And when one decides to help out another and inspires others to do the same, it first creates a ripple then grows into waves.
A good old dollar, probably an excess of what you have or a part of all that is you have, may be small (it may not even buy anything decent these days) but for someone who needs help, a dollar can go a long way. And when people come together and put a dollar each, it can buy a hot meal for a hungry family or help extend the life of someone else battling a sickness.
It all adds up.
On a much higher level like the society, how can you practice this small faith creating waves and moving mountains?
In the US, racism is a very heated matter and one of the continuing forms of oppression against the Black People.
Recently, the video of George Floyd saying “I can’t breathe” while a Minneapolis police officer, Derek Chauvin, had been seen arresting him and pinning him down on his neck had surfaced and gone viral.

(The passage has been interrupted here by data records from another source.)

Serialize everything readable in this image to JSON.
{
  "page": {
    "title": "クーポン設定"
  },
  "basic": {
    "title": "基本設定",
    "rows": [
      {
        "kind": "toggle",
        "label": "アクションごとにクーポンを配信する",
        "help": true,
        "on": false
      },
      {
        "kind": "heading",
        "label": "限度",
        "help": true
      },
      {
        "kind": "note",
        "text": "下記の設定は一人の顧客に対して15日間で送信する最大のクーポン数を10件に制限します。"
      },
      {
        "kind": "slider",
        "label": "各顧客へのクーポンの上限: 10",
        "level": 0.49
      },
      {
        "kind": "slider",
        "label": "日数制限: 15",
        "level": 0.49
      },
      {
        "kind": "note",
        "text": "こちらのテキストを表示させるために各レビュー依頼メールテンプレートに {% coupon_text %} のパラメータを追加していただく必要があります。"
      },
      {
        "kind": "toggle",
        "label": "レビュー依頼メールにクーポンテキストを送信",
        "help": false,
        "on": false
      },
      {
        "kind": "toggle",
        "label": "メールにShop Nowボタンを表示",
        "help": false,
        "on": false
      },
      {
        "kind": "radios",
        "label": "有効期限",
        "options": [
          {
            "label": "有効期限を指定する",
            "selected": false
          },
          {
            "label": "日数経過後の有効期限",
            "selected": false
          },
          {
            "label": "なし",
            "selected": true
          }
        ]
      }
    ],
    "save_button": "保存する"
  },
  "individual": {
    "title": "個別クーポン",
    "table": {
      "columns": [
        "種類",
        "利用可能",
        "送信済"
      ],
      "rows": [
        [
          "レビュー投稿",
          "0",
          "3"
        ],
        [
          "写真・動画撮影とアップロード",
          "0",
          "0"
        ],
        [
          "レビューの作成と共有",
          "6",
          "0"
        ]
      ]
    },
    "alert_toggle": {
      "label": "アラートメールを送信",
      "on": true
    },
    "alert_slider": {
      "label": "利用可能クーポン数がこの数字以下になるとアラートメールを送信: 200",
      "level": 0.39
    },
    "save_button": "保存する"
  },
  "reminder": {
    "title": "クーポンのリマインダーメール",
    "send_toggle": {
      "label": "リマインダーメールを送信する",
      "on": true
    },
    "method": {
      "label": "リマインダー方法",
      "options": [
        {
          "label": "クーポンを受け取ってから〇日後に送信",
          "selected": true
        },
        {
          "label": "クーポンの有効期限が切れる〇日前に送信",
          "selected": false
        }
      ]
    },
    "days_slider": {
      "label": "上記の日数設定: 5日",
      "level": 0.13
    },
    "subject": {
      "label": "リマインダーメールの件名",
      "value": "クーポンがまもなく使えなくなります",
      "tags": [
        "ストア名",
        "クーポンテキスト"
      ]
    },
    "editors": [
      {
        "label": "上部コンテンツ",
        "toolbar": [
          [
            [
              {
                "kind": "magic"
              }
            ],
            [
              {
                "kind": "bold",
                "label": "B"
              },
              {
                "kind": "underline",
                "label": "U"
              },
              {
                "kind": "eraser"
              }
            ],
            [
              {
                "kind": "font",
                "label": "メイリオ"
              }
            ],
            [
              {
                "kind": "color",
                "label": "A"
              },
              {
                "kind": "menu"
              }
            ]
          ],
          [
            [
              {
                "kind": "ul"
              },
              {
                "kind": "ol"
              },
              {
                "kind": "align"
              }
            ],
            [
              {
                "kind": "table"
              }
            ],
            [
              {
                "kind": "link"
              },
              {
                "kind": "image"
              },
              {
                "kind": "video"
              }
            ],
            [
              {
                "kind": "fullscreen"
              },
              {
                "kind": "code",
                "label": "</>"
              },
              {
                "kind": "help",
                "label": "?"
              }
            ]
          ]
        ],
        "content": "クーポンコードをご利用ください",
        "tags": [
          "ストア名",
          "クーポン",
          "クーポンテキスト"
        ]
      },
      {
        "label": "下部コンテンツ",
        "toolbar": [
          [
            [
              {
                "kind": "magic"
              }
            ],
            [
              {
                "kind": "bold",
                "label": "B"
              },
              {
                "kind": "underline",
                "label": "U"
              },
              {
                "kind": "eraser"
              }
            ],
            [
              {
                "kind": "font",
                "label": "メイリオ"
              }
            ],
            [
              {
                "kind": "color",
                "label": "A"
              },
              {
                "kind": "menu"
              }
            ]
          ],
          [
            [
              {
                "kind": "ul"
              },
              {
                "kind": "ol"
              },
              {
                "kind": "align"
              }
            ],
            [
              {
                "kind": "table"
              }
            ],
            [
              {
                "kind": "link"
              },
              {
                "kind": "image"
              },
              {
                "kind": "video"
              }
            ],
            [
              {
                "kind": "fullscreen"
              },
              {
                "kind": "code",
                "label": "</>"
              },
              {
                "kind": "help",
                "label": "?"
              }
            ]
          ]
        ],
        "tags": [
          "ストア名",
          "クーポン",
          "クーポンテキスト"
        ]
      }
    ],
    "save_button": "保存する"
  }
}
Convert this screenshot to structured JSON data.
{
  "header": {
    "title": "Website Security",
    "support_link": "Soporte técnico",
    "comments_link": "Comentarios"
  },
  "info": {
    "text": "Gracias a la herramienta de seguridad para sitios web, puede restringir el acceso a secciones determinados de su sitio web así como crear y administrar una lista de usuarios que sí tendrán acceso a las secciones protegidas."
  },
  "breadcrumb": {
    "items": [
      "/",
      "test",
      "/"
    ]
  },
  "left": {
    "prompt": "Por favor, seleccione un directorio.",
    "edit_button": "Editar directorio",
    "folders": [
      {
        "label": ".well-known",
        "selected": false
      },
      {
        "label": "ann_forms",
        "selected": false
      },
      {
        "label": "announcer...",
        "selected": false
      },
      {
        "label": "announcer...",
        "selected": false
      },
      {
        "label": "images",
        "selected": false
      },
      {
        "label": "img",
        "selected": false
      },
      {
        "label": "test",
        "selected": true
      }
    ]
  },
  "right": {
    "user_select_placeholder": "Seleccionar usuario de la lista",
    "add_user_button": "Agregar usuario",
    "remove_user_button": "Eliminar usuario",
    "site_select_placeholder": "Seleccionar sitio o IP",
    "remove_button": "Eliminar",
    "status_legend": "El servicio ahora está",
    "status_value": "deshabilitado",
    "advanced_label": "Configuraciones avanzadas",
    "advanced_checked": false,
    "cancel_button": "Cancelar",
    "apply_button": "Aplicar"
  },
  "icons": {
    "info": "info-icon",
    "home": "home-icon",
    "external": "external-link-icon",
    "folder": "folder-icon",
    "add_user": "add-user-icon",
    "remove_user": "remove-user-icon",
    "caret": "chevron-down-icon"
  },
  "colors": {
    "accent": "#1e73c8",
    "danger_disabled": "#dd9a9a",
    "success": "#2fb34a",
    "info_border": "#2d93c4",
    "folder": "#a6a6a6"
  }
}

It was George Floyd’s last video. He died right there and then.
He couldn’t breathe.
This video has sparked the Black Lives Matter movement to rise again and be louder than ever, returning into the national headlines and gaining further international attention. Through the years, people of color have been enduring racism and this movement which started in 2013 is a call for the stop of police brutality and all racially motivated acts of violence against the Black people. The call was loud but it wasn’t heard and for years this was what happened.
Why? Because the people rallying over the cause were people of color. But it grew increasingly popular in 2019 until today and an estimated 26 million people, across all racial and ethnic groups, have gathered to support the movement in 2020. It has been recorded as the largest movement in US History
And in one of the many viral videos of the movement protests, it was seen how one White stood up for a Black — a person of privilege protecting a man that should be his equal but instead was oppressed — created a wave. One by one, a White came out front as a shield for a Black protester.
One stood up and the rest followed. It all adds up.
This act did not just inspire one moment. It inspired many more and this had been seen happening all over the movement. It was breathtaking to witness.
Faith is an important part of our lives. It is not limited to a faith that we give the Church or the God we worship. It should also be given to ourselves (the ones we always forget, don’t we?) extended to our community and to a bigger cause in our society. We must plant that small seed of faith in our hearts. Sow it like how you would nurture a plant — prepare a good soil for it, a soil that allows growth, water it everyday, make sure it gets sunlight. Harvest that faith and put it into action.
To you who are all doing this, do not stop right now. Keep on growing. Be the person who inspires to do the same, to help out in one small way, to be the arms that embrace those people who need help. Keep on planting that seed of faith. Encourage another person to take that first difficult step. Create waves and move mountains.
After all, it all adds up